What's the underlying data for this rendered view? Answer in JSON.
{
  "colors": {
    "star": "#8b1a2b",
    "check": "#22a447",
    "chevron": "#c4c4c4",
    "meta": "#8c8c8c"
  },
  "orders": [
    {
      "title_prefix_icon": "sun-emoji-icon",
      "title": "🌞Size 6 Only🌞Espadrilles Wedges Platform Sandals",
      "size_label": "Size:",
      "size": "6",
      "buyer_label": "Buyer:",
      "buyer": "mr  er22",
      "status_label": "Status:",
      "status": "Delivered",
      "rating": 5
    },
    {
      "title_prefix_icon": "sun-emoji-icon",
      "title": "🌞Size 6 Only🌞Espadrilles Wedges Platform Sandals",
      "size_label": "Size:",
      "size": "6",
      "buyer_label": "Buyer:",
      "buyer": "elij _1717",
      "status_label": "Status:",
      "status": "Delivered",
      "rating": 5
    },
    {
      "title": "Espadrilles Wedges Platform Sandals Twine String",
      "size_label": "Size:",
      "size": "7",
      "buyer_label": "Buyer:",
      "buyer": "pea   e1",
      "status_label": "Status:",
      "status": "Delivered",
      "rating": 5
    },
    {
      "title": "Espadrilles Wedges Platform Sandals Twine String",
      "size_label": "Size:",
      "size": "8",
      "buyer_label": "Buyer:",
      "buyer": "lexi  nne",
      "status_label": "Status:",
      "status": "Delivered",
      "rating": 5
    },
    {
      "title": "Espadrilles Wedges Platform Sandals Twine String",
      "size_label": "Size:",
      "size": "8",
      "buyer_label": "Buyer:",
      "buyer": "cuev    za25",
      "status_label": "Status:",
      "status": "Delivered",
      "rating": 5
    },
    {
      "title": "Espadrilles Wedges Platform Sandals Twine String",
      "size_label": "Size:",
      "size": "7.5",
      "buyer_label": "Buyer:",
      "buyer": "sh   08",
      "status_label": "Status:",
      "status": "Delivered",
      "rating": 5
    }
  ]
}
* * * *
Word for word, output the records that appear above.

What's the underlying data for this rendered view? Answer in JSON.
{
  "colors": {
    "star": "#8b1a2b",
    "check": "#22a447",
    "chevron": "#c4c4c4",
    "meta": "#8c8c8c"
  },
  "orders": [
    {
      "title_prefix_icon": "sun-emoji-icon",
      "title": "🌞Size 6 Only🌞Espadrilles Wedges Platform Sandals",
      "size_label": "Size:",
      "size": "6",
      "buyer_label": "Buyer:",
      "buyer": "mr  er22",
      "status_label": "Status:",
      "status": "Delivered",
      "rating": 5
    },
    {
      "title_prefix_icon": "sun-emoji-icon",
      "title": "🌞Size 6 Only🌞Espadrilles Wedges Platform Sandals",
      "size_label": "Size:",
      "size": "6",
      "buyer_label": "Buyer:",
      "buyer": "elij _1717",
      "status_label": "Status:",
      "status": "Delivered",
      "rating": 5
    },
    {
      "title": "Espadrilles Wedges Platform Sandals Twine String",
      "size_label": "Size:",
      "size": "7",
      "buyer_label": "Buyer:",
      "buyer": "pea   e1",
      "status_label": "Status:",
      "status": "Delivered",
      "rating": 5
    },
    {
      "title": "Espadrilles Wedges Platform Sandals Twine String",
      "size_label": "Size:",
      "size": "8",
      "buyer_label": "Buyer:",
      "buyer": "lexi  nne",
      "status_label": "Status:",
      "status": "Delivered",
      "rating": 5
    },
    {
      "title": "Espadrilles Wedges Platform Sandals Twine String",
      "size_label": "Size:",
      "size": "8",
      "buyer_label": "Buyer:",
      "buyer": "cuev    za25",
      "status_label": "Status:",
      "status": "Delivered",
      "rating": 5
    },
    {
      "title": "Espadrilles Wedges Platform Sandals Twine String",
      "size_label": "Size:",
      "size": "7.5",
      "buyer_label": "Buyer:",
      "buyer": "sh   08",
      "status_label": "Status:",
      "status": "Delivered",
      "rating": 5
    }
  ]
}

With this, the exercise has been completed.